Make an exact reproduction of all the data.

■ Provided material
---

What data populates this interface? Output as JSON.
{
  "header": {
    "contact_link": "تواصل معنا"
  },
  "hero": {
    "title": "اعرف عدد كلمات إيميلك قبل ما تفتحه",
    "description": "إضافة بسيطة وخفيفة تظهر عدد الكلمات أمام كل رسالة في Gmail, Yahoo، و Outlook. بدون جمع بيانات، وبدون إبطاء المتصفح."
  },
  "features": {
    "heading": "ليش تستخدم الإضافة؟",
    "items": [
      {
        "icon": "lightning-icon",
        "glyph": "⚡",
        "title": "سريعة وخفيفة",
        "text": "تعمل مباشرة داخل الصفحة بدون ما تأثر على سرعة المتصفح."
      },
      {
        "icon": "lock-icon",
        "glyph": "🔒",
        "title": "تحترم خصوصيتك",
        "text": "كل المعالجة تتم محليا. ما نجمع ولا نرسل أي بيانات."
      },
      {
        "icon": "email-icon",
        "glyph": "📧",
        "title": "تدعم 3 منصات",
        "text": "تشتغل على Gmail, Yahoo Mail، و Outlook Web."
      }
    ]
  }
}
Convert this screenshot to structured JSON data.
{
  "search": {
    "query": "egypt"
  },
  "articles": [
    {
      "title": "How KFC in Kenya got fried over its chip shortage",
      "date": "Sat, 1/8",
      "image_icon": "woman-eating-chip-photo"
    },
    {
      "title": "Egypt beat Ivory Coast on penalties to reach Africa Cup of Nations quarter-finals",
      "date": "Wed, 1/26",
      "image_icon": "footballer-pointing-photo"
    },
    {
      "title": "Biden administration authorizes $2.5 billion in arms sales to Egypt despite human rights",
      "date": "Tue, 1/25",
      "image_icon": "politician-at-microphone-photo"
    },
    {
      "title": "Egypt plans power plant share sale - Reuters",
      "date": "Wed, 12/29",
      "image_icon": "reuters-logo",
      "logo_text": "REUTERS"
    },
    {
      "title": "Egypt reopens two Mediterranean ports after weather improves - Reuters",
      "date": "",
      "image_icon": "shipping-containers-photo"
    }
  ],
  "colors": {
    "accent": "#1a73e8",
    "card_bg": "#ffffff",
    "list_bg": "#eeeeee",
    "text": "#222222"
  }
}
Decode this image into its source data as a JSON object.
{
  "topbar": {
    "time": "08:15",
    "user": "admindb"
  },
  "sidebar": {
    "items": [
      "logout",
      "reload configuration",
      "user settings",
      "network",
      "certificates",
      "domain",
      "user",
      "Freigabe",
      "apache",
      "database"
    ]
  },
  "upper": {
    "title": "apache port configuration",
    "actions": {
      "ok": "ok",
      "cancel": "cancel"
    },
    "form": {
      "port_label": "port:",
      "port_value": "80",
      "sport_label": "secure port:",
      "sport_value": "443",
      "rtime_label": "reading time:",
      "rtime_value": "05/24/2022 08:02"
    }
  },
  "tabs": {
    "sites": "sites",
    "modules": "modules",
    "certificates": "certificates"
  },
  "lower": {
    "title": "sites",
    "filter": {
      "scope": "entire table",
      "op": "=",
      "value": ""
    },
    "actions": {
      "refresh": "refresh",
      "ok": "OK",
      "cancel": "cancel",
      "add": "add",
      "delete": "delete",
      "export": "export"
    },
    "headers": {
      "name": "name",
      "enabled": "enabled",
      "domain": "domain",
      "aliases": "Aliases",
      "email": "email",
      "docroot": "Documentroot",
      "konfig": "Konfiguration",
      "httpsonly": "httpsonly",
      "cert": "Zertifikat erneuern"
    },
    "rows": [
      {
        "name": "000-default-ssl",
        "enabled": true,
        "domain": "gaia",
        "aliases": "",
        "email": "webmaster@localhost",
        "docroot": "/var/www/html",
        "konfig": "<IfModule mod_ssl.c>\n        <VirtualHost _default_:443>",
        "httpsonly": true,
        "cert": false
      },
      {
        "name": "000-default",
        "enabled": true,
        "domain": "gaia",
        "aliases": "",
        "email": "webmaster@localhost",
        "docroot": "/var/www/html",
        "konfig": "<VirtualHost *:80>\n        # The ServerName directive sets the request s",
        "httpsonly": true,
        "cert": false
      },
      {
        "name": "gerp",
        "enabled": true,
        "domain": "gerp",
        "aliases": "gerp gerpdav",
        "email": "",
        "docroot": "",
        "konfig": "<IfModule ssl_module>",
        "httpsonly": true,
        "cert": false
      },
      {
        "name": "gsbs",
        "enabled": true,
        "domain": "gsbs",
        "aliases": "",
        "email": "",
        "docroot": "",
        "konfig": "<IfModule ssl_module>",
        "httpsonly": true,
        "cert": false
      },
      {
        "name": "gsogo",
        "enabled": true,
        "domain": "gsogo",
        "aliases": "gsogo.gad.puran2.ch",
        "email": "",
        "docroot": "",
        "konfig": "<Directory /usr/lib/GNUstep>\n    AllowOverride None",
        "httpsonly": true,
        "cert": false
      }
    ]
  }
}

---

■ Result for this exercise
What data populates this interface? Output as JSON.
{
  "header": {
    "contact_link": "تواصل معنا"
  },
  "hero": {
    "title": "اعرف عدد كلمات إيميلك قبل ما تفتحه",
    "description": "إضافة بسيطة وخفيفة تظهر عدد الكلمات أمام كل رسالة في Gmail, Yahoo، و Outlook. بدون جمع بيانات، وبدون إبطاء المتصفح."
  },
  "features": {
    "heading": "ليش تستخدم الإضافة؟",
    "items": [
      {
        "icon": "lightning-icon",
        "glyph": "⚡",
        "title": "سريعة وخفيفة",
        "text": "تعمل مباشرة داخل الصفحة بدون ما تأثر على سرعة المتصفح."
      },
      {
        "icon": "lock-icon",
        "glyph": "🔒",
        "title": "تحترم خصوصيتك",
        "text": "كل المعالجة تتم محليا. ما نجمع ولا نرسل أي بيانات."
      },
      {
        "icon": "email-icon",
        "glyph": "📧",
        "title": "تدعم 3 منصات",
        "text": "تشتغل على Gmail, Yahoo Mail، و Outlook Web."
      }
    ]
  }
}
Convert this screenshot to structured JSON data.
{
  "search": {
    "query": "egypt"
  },
  "articles": [
    {
      "title": "How KFC in Kenya got fried over its chip shortage",
      "date": "Sat, 1/8",
      "image_icon": "woman-eating-chip-photo"
    },
    {
      "title": "Egypt beat Ivory Coast on penalties to reach Africa Cup of Nations quarter-finals",
      "date": "Wed, 1/26",
      "image_icon": "footballer-pointing-photo"
    },
    {
      "title": "Biden administration authorizes $2.5 billion in arms sales to Egypt despite human rights",
      "date": "Tue, 1/25",
      "image_icon": "politician-at-microphone-photo"
    },
    {
      "title": "Egypt plans power plant share sale - Reuters",
      "date": "Wed, 12/29",
      "image_icon": "reuters-logo",
      "logo_text": "REUTERS"
    },
    {
      "title": "Egypt reopens two Mediterranean ports after weather improves - Reuters",
      "date": "",
      "image_icon": "shipping-containers-photo"
    }
  ],
  "colors": {
    "accent": "#1a73e8",
    "card_bg": "#ffffff",
    "list_bg": "#eeeeee",
    "text": "#222222"
  }
}
Decode this image into its source data as a JSON object.
{
  "topbar": {
    "time": "08:15",
    "user": "admindb"
  },
  "sidebar": {
    "items": [
      "logout",
      "reload configuration",
      "user settings",
      "network",
      "certificates",
      "domain",
      "user",
      "Freigabe",
      "apache",
      "database"
    ]
  },
  "upper": {
    "title": "apache port configuration",
    "actions": {
      "ok": "ok",
      "cancel": "cancel"
    },
    "form": {
      "port_label": "port:",
      "port_value": "80",
      "sport_label": "secure port:",
      "sport_value": "443",
      "rtime_label": "reading time:",
      "rtime_value": "05/24/2022 08:02"
    }
  },
  "tabs": {
    "sites": "sites",
    "modules": "modules",
    "certificates": "certificates"
  },
  "lower": {
    "title": "sites",
    "filter": {
      "scope": "entire table",
      "op": "=",
      "value": ""
    },
    "actions": {
      "refresh": "refresh",
      "ok": "OK",
      "cancel": "cancel",
      "add": "add",
      "delete": "delete",
      "export": "export"
    },
    "headers": {
      "name": "name",
      "enabled": "enabled",
      "domain": "domain",
      "aliases": "Aliases",
      "email": "email",
      "docroot": "Documentroot",
      "konfig": "Konfiguration",
      "httpsonly": "httpsonly",
      "cert": "Zertifikat erneuern"
    },
    "rows": [
      {
        "name": "000-default-ssl",
        "enabled": true,
        "domain": "gaia",
        "aliases": "",
        "email": "webmaster@localhost",
        "docroot": "/var/www/html",
        "konfig": "<IfModule mod_ssl.c>\n        <VirtualHost _default_:443>",
        "httpsonly": true,
        "cert": false
      },
      {
        "name": "000-default",
        "enabled": true,
        "domain": "gaia",
        "aliases": "",
        "email": "webmaster@localhost",
        "docroot": "/var/www/html",
        "konfig": "<VirtualHost *:80>\n        # The ServerName directive sets the request s",
        "httpsonly": true,
        "cert": false
      },
      {
        "name": "gerp",
        "enabled": true,
        "domain": "gerp",
        "aliases": "gerp gerpdav",
        "email": "",
        "docroot": "",
        "konfig": "<IfModule ssl_module>",
        "httpsonly": true,
        "cert": false
      },
      {
        "name": "gsbs",
        "enabled": true,
        "domain": "gsbs",
        "aliases": "",
        "email": "",
        "docroot": "",
        "konfig": "<IfModule ssl_module>",
        "httpsonly": true,
        "cert": false
      },
      {
        "name": "gsogo",
        "enabled": true,
        "domain": "gsogo",
        "aliases": "gsogo.gad.puran2.ch",
        "email": "",
        "docroot": "",
        "konfig": "<Directory /usr/lib/GNUstep>\n    AllowOverride None",
        "httpsonly": true,
        "cert": false
      }
    ]
  }
}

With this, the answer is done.